Not long ago, I coached a few movement educators who were going to be working with at-risk kids. We talked through a variety of approaches and strategies for allowing the kids to see themselves in the work being offered to them and in the coaching, we reached a point where I needed the educators to move.
I invited each to inhale and exhale.
We did it again.
I invited them to change the phrasing, suggesting a dynamic expression of the breath. Though they were completing the task, there was no expression. No authentic expression, at least.
They weren’t willing to let me hear them breathe.
Yesterday, I taught a class at the beautiful, light-filled Eli and Edythe Broad Art Museum at Michigan State University.
We started and ended with our backs to a white wall, inhaling and exhaling. I invited participants to be aware of their willingness to hear themselves breathe, to listen to others breathe, and allow themselves to be heard by others.
We explored through movement, the option of deconstructing the hierarchy of talking over listening. Deconstructing the values placed on fancy movement over functional movement. Deconstructing the social constructs of us over them or them before us.
When we hear the breathing of others, we are naturally forced to acknowledge their existance. It can be comfortable and/or uncomfortable.

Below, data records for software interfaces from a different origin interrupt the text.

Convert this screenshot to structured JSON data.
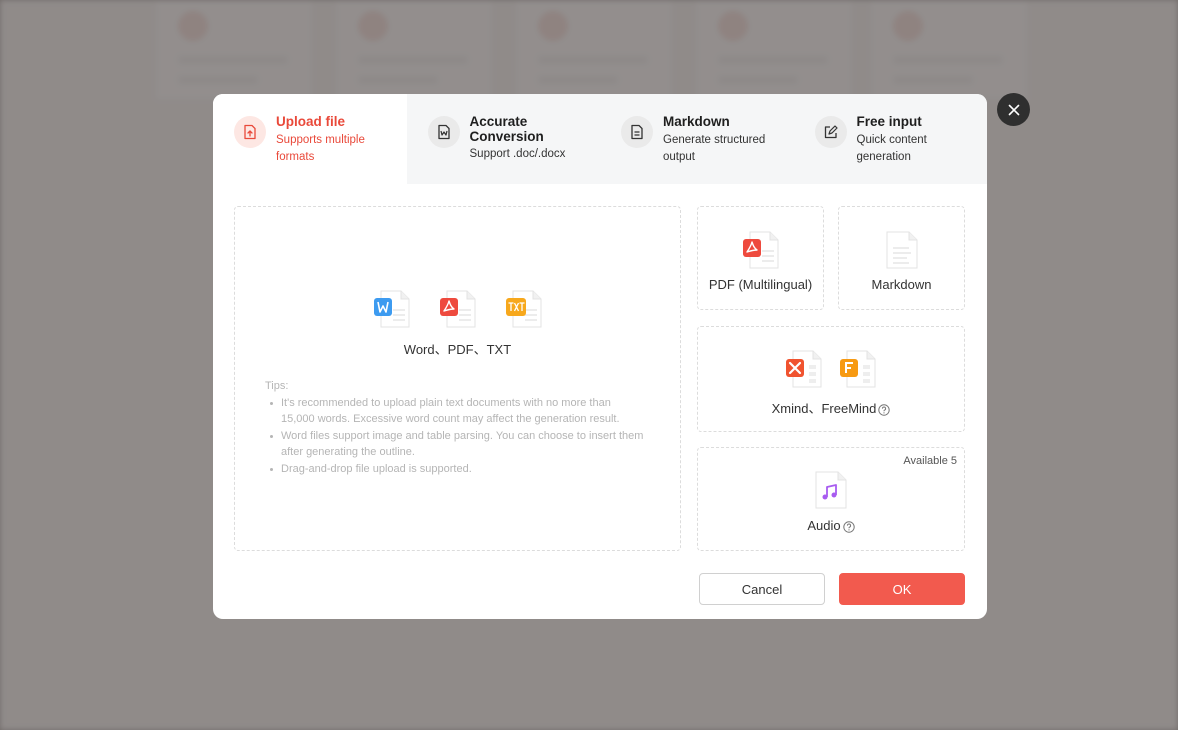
{
  "tabs": [
    {
      "title": "Upload file",
      "subtitle": "Supports multiple formats",
      "active": true,
      "icon": "upload-file-icon"
    },
    {
      "title": "Accurate Conversion",
      "subtitle": "Support .doc/.docx",
      "active": false,
      "icon": "word-doc-icon"
    },
    {
      "title": "Markdown",
      "subtitle": "Generate structured output",
      "active": false,
      "icon": "document-lines-icon"
    },
    {
      "title": "Free input",
      "subtitle": "Quick content generation",
      "active": false,
      "icon": "edit-icon"
    }
  ],
  "upload": {
    "formats_label": "Word、PDF、TXT",
    "tips_title": "Tips:",
    "tips": [
      "It's recommended to upload plain text documents with no more than 15,000 words. Excessive word count may affect the generation result.",
      "Word files support image and table parsing. You can choose to insert them after generating the outline.",
      "Drag-and-drop file upload is supported."
    ]
  },
  "options": {
    "pdf_label": "PDF (Multilingual)",
    "markdown_label": "Markdown",
    "mindmap_label": "Xmind、FreeMind",
    "audio_label": "Audio",
    "audio_available": "Available 5"
  },
  "buttons": {
    "cancel": "Cancel",
    "ok": "OK"
  },
  "colors": {
    "accent": "#f25a4e",
    "accent_text": "#e9493a",
    "tab_bar": "#f5f6f7"
  }
}
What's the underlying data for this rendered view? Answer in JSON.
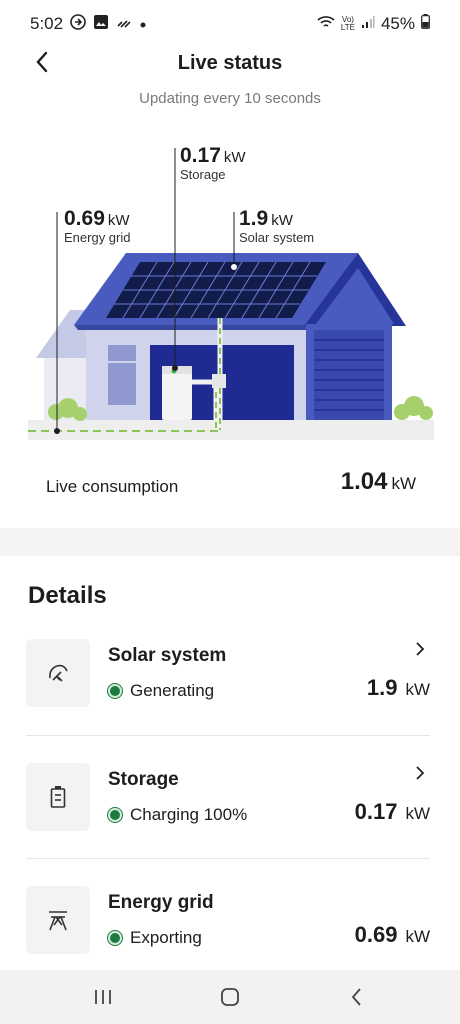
{
  "status_bar": {
    "time": "5:02",
    "battery": "45%",
    "network": "LTE"
  },
  "header": {
    "title": "Live status",
    "subtitle": "Updating every 10 seconds"
  },
  "illustration": {
    "storage": {
      "value": "0.17",
      "unit": "kW",
      "caption": "Storage"
    },
    "grid": {
      "value": "0.69",
      "unit": "kW",
      "caption": "Energy grid"
    },
    "solar": {
      "value": "1.9",
      "unit": "kW",
      "caption": "Solar system"
    }
  },
  "consumption": {
    "label": "Live consumption",
    "value": "1.04",
    "unit": "kW"
  },
  "details": {
    "title": "Details",
    "cards": [
      {
        "name": "Solar system",
        "status": "Generating",
        "value": "1.9",
        "unit": "kW",
        "icon": "solar-icon"
      },
      {
        "name": "Storage",
        "status": "Charging 100%",
        "value": "0.17",
        "unit": "kW",
        "icon": "battery-icon"
      },
      {
        "name": "Energy grid",
        "status": "Exporting",
        "value": "0.69",
        "unit": "kW",
        "icon": "grid-pylon-icon"
      }
    ]
  },
  "colors": {
    "accent_green": "#1e7b3f",
    "house_blue": "#27349a",
    "roof_blue": "#4a5bbf"
  }
}
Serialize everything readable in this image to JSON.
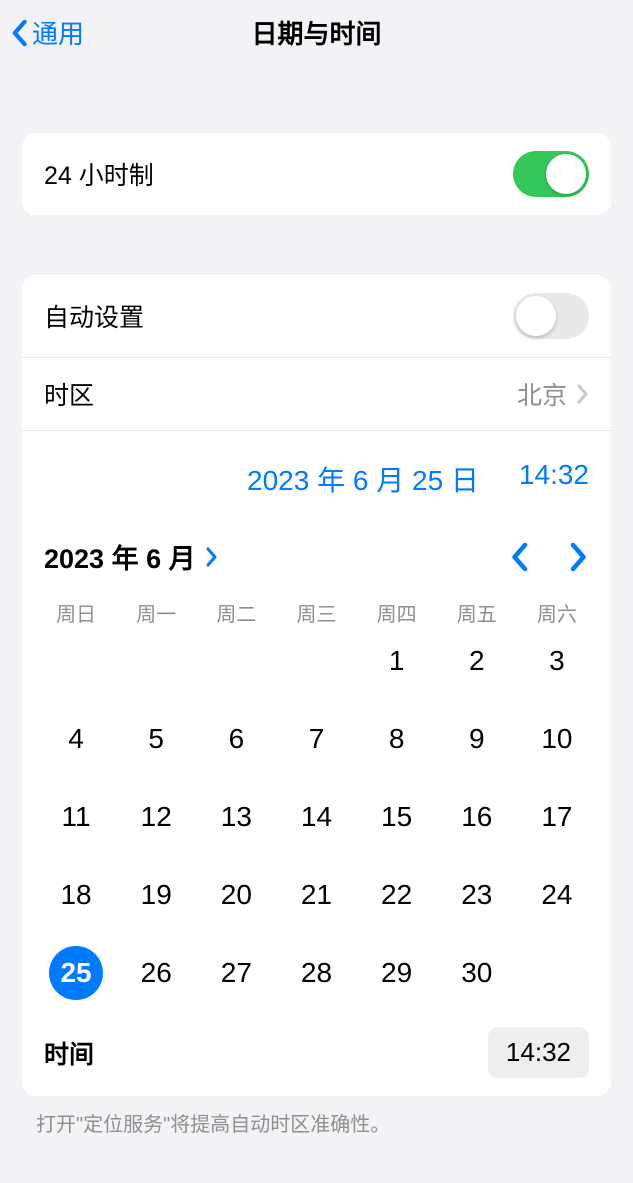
{
  "nav": {
    "back": "通用",
    "title": "日期与时间"
  },
  "twentyFourHour": {
    "label": "24 小时制",
    "on": true
  },
  "autoSet": {
    "label": "自动设置",
    "on": false
  },
  "timezone": {
    "label": "时区",
    "value": "北京"
  },
  "selectedDate": "2023 年 6 月 25 日",
  "selectedTime": "14:32",
  "monthTitle": "2023 年 6 月",
  "weekdays": [
    "周日",
    "周一",
    "周二",
    "周三",
    "周四",
    "周五",
    "周六"
  ],
  "calendar": {
    "startOffset": 4,
    "daysInMonth": 30,
    "selectedDay": 25
  },
  "timeRow": {
    "label": "时间",
    "value": "14:32"
  },
  "footer": "打开\"定位服务\"将提高自动时区准确性。",
  "colors": {
    "accent": "#007aff",
    "green": "#34c759"
  }
}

When we hear ourselves, we are naturally forced to acknowledge our own lived experience in the moment. We feel our own substance.
When we allow others to hear us, we validate our own worthiness at a most basic level. It can be, at once, impersonal and thoroughly intimate. We act on our own substance.
Are you listening to your own breath, voice, intuition, patterns of action?
Are you listening to others, willing to feel the connection before searching for separateness?
Are you allowing yourself to be heard, acknowledged, and valued?
Listen. Then assert.